2 Apr 2014
Language / Extremely Hard - Polish the hardest language to learn [226]

Lolku,

It's a common misconception that certain nationalities believe the difficulty of their language to be evidence of some "cultural superiority", i.e. in order to protect their nation from lesser invaders who might take over their society, they somehow created a language so difficult that the average outsider could never possibly learn it! Language difficulty is therefore worn almost as a "badge of pride". Not sure about the Poles, Balts, Hungarians or others, but I know for a fact that the Icelanders regard their tiny language in this way (....hence will fight tooth and nail in order to preserve it, much like with the Irish and the Welsh).
Wlodzimierz   
31 Mar 2014
Language / Polish was chosen the HARDEST LANGUAGE in the world to learn... :D [1558]

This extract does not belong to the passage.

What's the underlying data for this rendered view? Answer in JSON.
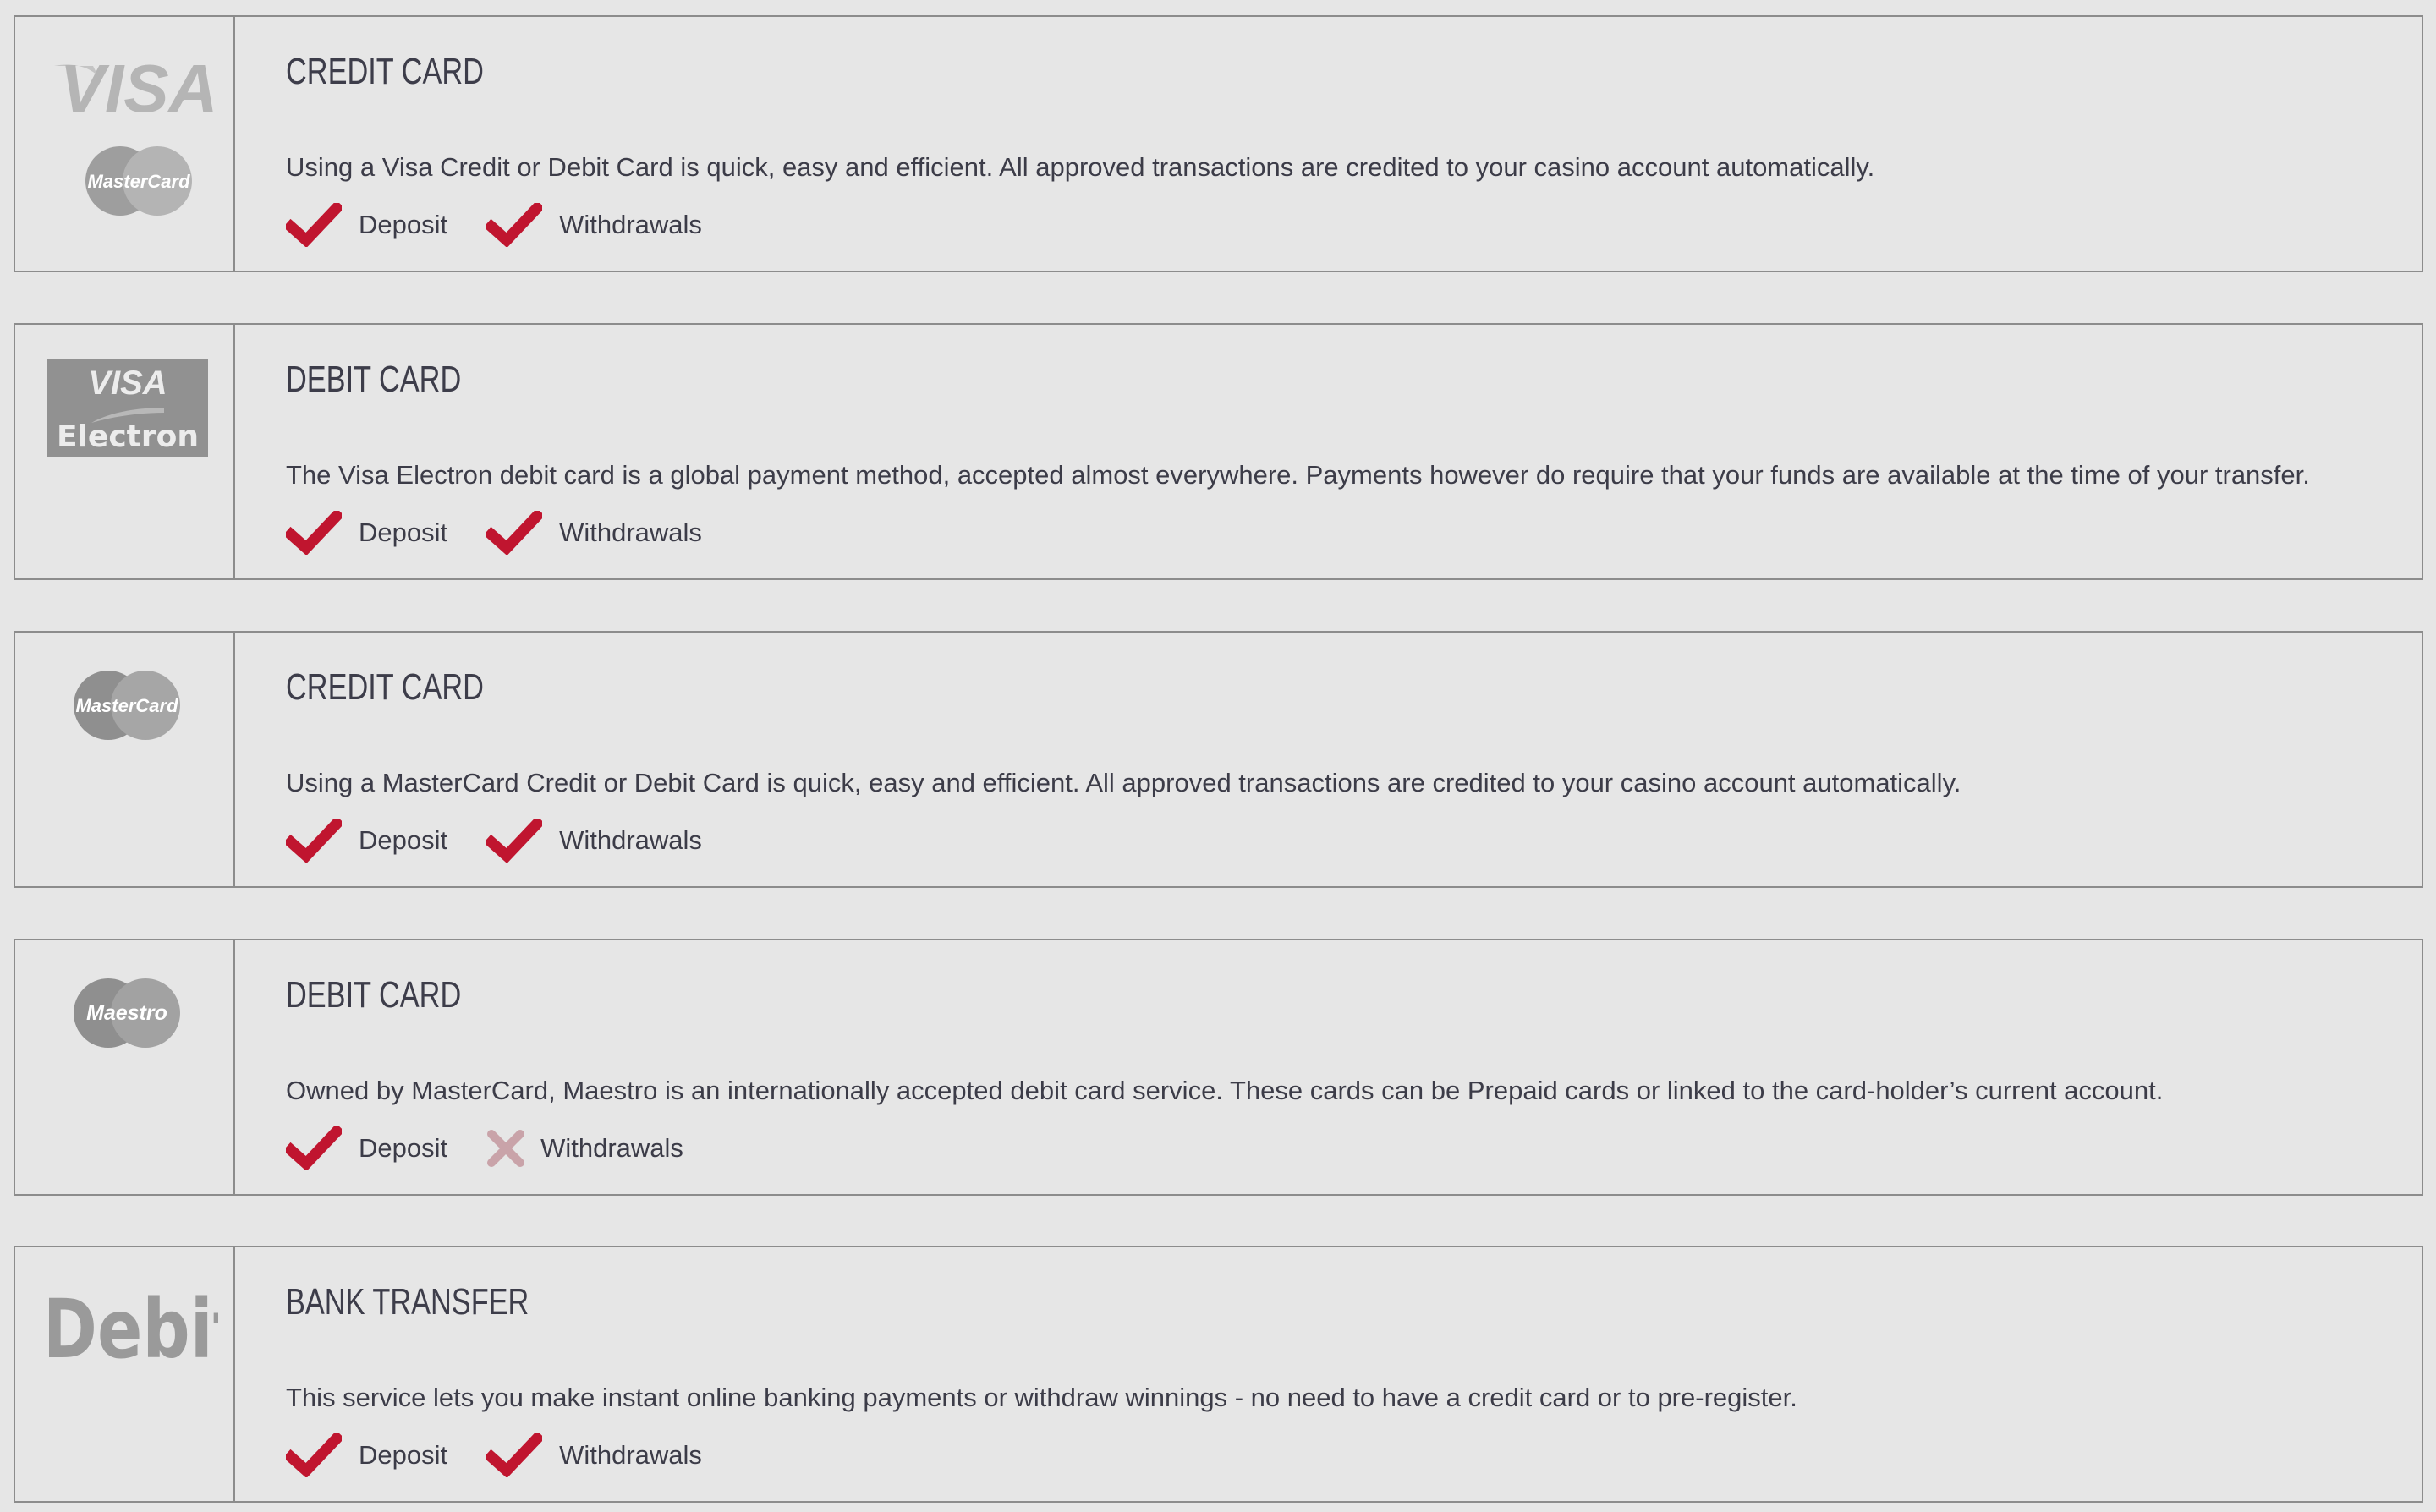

English has no diacritical marks, as have German, Polish, French, Spanish and a number of others. The fairly consistent spelling of Polish therefore makes it far easier to read as well as to pronounce than either English or French. In fact, Polish has many consonant combinations which are quite similar to American English, such as "-je" compared with North American "Missya" (Miss you) etc..
Wlodzimierz   
29 Mar 2014
Language / Extremely Hard - Polish the hardest language to learn [226]

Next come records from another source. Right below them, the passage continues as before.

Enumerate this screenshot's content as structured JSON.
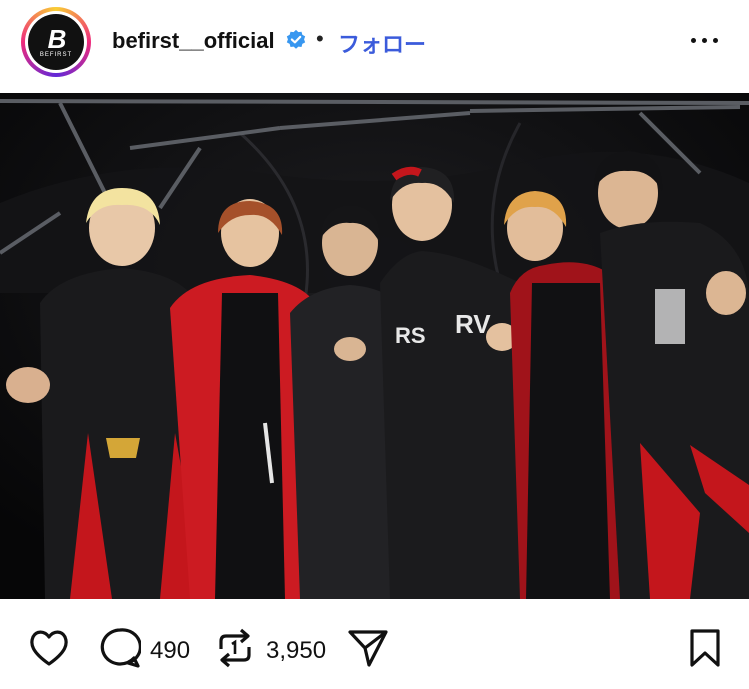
{
  "post": {
    "username": "befirst__official",
    "separator": "•",
    "follow_label": "フォロー",
    "avatar": {
      "logo_mark": "B",
      "logo_text": "BEFIRST"
    },
    "verified_icon": "verified-badge-icon",
    "more_icon": "more-options-icon"
  },
  "actions": {
    "comments_count": "490",
    "reposts_count": "3,950",
    "icons": [
      "heart-icon",
      "comment-icon",
      "repost-icon",
      "share-icon",
      "bookmark-icon"
    ]
  },
  "colors": {
    "follow": "#3b5bdb",
    "verified": "#3897f0",
    "photo_background": "#0b0b0c",
    "accent_red": "#c4161c"
  }
}
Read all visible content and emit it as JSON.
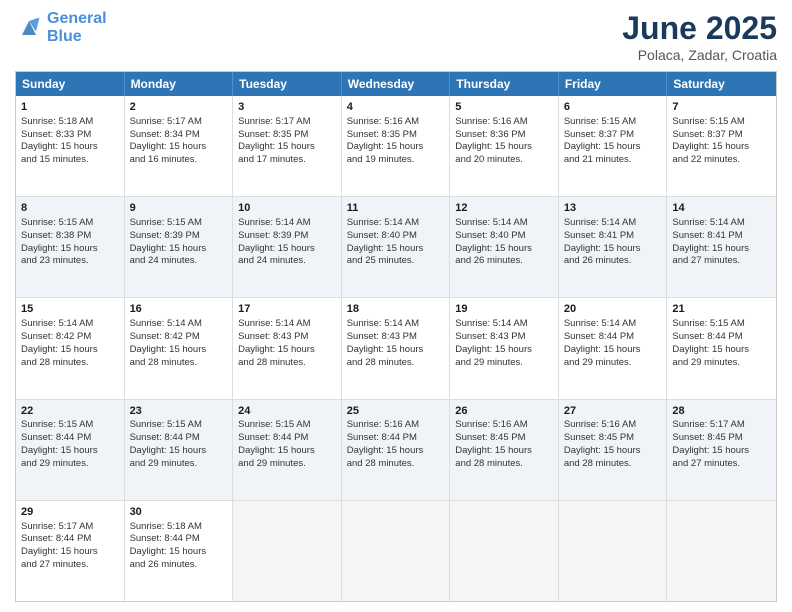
{
  "header": {
    "logo_line1": "General",
    "logo_line2": "Blue",
    "title": "June 2025",
    "subtitle": "Polaca, Zadar, Croatia"
  },
  "calendar": {
    "weekdays": [
      "Sunday",
      "Monday",
      "Tuesday",
      "Wednesday",
      "Thursday",
      "Friday",
      "Saturday"
    ],
    "rows": [
      [
        {
          "day": "1",
          "lines": [
            "Sunrise: 5:18 AM",
            "Sunset: 8:33 PM",
            "Daylight: 15 hours",
            "and 15 minutes."
          ]
        },
        {
          "day": "2",
          "lines": [
            "Sunrise: 5:17 AM",
            "Sunset: 8:34 PM",
            "Daylight: 15 hours",
            "and 16 minutes."
          ]
        },
        {
          "day": "3",
          "lines": [
            "Sunrise: 5:17 AM",
            "Sunset: 8:35 PM",
            "Daylight: 15 hours",
            "and 17 minutes."
          ]
        },
        {
          "day": "4",
          "lines": [
            "Sunrise: 5:16 AM",
            "Sunset: 8:35 PM",
            "Daylight: 15 hours",
            "and 19 minutes."
          ]
        },
        {
          "day": "5",
          "lines": [
            "Sunrise: 5:16 AM",
            "Sunset: 8:36 PM",
            "Daylight: 15 hours",
            "and 20 minutes."
          ]
        },
        {
          "day": "6",
          "lines": [
            "Sunrise: 5:15 AM",
            "Sunset: 8:37 PM",
            "Daylight: 15 hours",
            "and 21 minutes."
          ]
        },
        {
          "day": "7",
          "lines": [
            "Sunrise: 5:15 AM",
            "Sunset: 8:37 PM",
            "Daylight: 15 hours",
            "and 22 minutes."
          ]
        }
      ],
      [
        {
          "day": "8",
          "lines": [
            "Sunrise: 5:15 AM",
            "Sunset: 8:38 PM",
            "Daylight: 15 hours",
            "and 23 minutes."
          ]
        },
        {
          "day": "9",
          "lines": [
            "Sunrise: 5:15 AM",
            "Sunset: 8:39 PM",
            "Daylight: 15 hours",
            "and 24 minutes."
          ]
        },
        {
          "day": "10",
          "lines": [
            "Sunrise: 5:14 AM",
            "Sunset: 8:39 PM",
            "Daylight: 15 hours",
            "and 24 minutes."
          ]
        },
        {
          "day": "11",
          "lines": [
            "Sunrise: 5:14 AM",
            "Sunset: 8:40 PM",
            "Daylight: 15 hours",
            "and 25 minutes."
          ]
        },
        {
          "day": "12",
          "lines": [
            "Sunrise: 5:14 AM",
            "Sunset: 8:40 PM",
            "Daylight: 15 hours",
            "and 26 minutes."
          ]
        },
        {
          "day": "13",
          "lines": [
            "Sunrise: 5:14 AM",
            "Sunset: 8:41 PM",
            "Daylight: 15 hours",
            "and 26 minutes."
          ]
        },
        {
          "day": "14",
          "lines": [
            "Sunrise: 5:14 AM",
            "Sunset: 8:41 PM",
            "Daylight: 15 hours",
            "and 27 minutes."
          ]
        }
      ],
      [
        {
          "day": "15",
          "lines": [
            "Sunrise: 5:14 AM",
            "Sunset: 8:42 PM",
            "Daylight: 15 hours",
            "and 28 minutes."
          ]
        },
        {
          "day": "16",
          "lines": [
            "Sunrise: 5:14 AM",
            "Sunset: 8:42 PM",
            "Daylight: 15 hours",
            "and 28 minutes."
          ]
        },
        {
          "day": "17",
          "lines": [
            "Sunrise: 5:14 AM",
            "Sunset: 8:43 PM",
            "Daylight: 15 hours",
            "and 28 minutes."
          ]
        },
        {
          "day": "18",
          "lines": [
            "Sunrise: 5:14 AM",
            "Sunset: 8:43 PM",
            "Daylight: 15 hours",
            "and 28 minutes."
          ]
        },
        {
          "day": "19",
          "lines": [
            "Sunrise: 5:14 AM",
            "Sunset: 8:43 PM",
            "Daylight: 15 hours",
            "and 29 minutes."
          ]
        },
        {
          "day": "20",
          "lines": [
            "Sunrise: 5:14 AM",
            "Sunset: 8:44 PM",
            "Daylight: 15 hours",
            "and 29 minutes."
          ]
        },
        {
          "day": "21",
          "lines": [
            "Sunrise: 5:15 AM",
            "Sunset: 8:44 PM",
            "Daylight: 15 hours",
            "and 29 minutes."
          ]
        }
      ],
      [
        {
          "day": "22",
          "lines": [
            "Sunrise: 5:15 AM",
            "Sunset: 8:44 PM",
            "Daylight: 15 hours",
            "and 29 minutes."
          ]
        },
        {
          "day": "23",
          "lines": [
            "Sunrise: 5:15 AM",
            "Sunset: 8:44 PM",
            "Daylight: 15 hours",
            "and 29 minutes."
          ]
        },
        {
          "day": "24",
          "lines": [
            "Sunrise: 5:15 AM",
            "Sunset: 8:44 PM",
            "Daylight: 15 hours",
            "and 29 minutes."
          ]
        },
        {
          "day": "25",
          "lines": [
            "Sunrise: 5:16 AM",
            "Sunset: 8:44 PM",
            "Daylight: 15 hours",
            "and 28 minutes."
          ]
        },
        {
          "day": "26",
          "lines": [
            "Sunrise: 5:16 AM",
            "Sunset: 8:45 PM",
            "Daylight: 15 hours",
            "and 28 minutes."
          ]
        },
        {
          "day": "27",
          "lines": [
            "Sunrise: 5:16 AM",
            "Sunset: 8:45 PM",
            "Daylight: 15 hours",
            "and 28 minutes."
          ]
        },
        {
          "day": "28",
          "lines": [
            "Sunrise: 5:17 AM",
            "Sunset: 8:45 PM",
            "Daylight: 15 hours",
            "and 27 minutes."
          ]
        }
      ],
      [
        {
          "day": "29",
          "lines": [
            "Sunrise: 5:17 AM",
            "Sunset: 8:44 PM",
            "Daylight: 15 hours",
            "and 27 minutes."
          ]
        },
        {
          "day": "30",
          "lines": [
            "Sunrise: 5:18 AM",
            "Sunset: 8:44 PM",
            "Daylight: 15 hours",
            "and 26 minutes."
          ]
        },
        {
          "day": "",
          "lines": []
        },
        {
          "day": "",
          "lines": []
        },
        {
          "day": "",
          "lines": []
        },
        {
          "day": "",
          "lines": []
        },
        {
          "day": "",
          "lines": []
        }
      ]
    ],
    "row_shaded": [
      false,
      true,
      false,
      true,
      false
    ]
  }
}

Furthermore, Lithuanian (like Slovene!), I believe, also has a vestigial "dual" form in the plural. Polish is morphologically more complex than Russian, this is true, and perhaps only Croatian is the "simplest" of the Slavic group in terms of her inflections.

It's a similar situation with German vs. Dutch. The latter is more structurally related to German than it is to English, yet German case morphology is far more intricate than Dutch, which essentially has no cases any longer.

Jan Movie, not only do I concur with your statement regarding Magdalena, I agree that Cyrillic is what presents the biggest hurdle for foreign learners, furthermore, that the Cyrillic alphabet follows a different "order" than ours, e.g. A, B,C,D etc.. don't apply in learning Russian. Therefore, the order of the letters must also be committed to memory in order to spell and look up Russian words easily.

We are discussing the POLISH language, please stick to the topic
Wlodzimierz   
29 Mar 2014
History / What Was Happening in Poland around 1905? [73]

Right, sofijufka. Prussia was at the time, just prior to the turn of the last century, still the largest German "territory", not to mention to most powerful and influential. Russian, i.e. Czarist, dominance did indeed extend across much of the present-day

Slavic lands.
Wlodzimierz   
29 Mar 2014
History / What Was Happening in Poland around 1905? [73]

Poland belonged technically to the Austro-Hungarian hegemony. My grandfather for instance was born in Przemyśl, Austria round about 1893, whereas now, the same city is in Poland:-)
Wlodzimierz   
29 Mar 2014
Language / Extremely Hard - Polish the hardest language to learn [226]

Jan Movie,

I too have had my daliances with Lithuanian:-) It is considered to be not only the most conservative of the extant Baltic languages, its cases rival even Icelandic for unpredictable stem changes (Stammvokalaenderung) and intricacy of case usage. It also has about seven active cases, much like Polish.

While I've never actually studied the language, I taught myself some beginning Latvian several years back and became quite fascinated with Baltic languages:-)
Wlodzimierz   
27 Mar 2014
History / What Was Happening in Poland around 1905? [73]

Around the turn of the last century, Poland was STILL not independent! The Austro-Hungarian stranglehold would continue for years to come, its cultural influence indeed long after 1918:-) The great concert pianist Paderewski was elected Premier of Poland round about 1910 (??) and was considered a much-needed patriot for the nationalist cause.

Sadly, Poland was surrounded by all sides, the Austrians and Germans to the West, the Russians to the East. Geopolitically, Poland remained under the Russian yoke until roughly 1989!!

Ooops, I got the date(s) wrong for Paderewski's period in office. It was 1919, (following Poland's independence) NOT 1910!

Surprised nobody picked that up:-)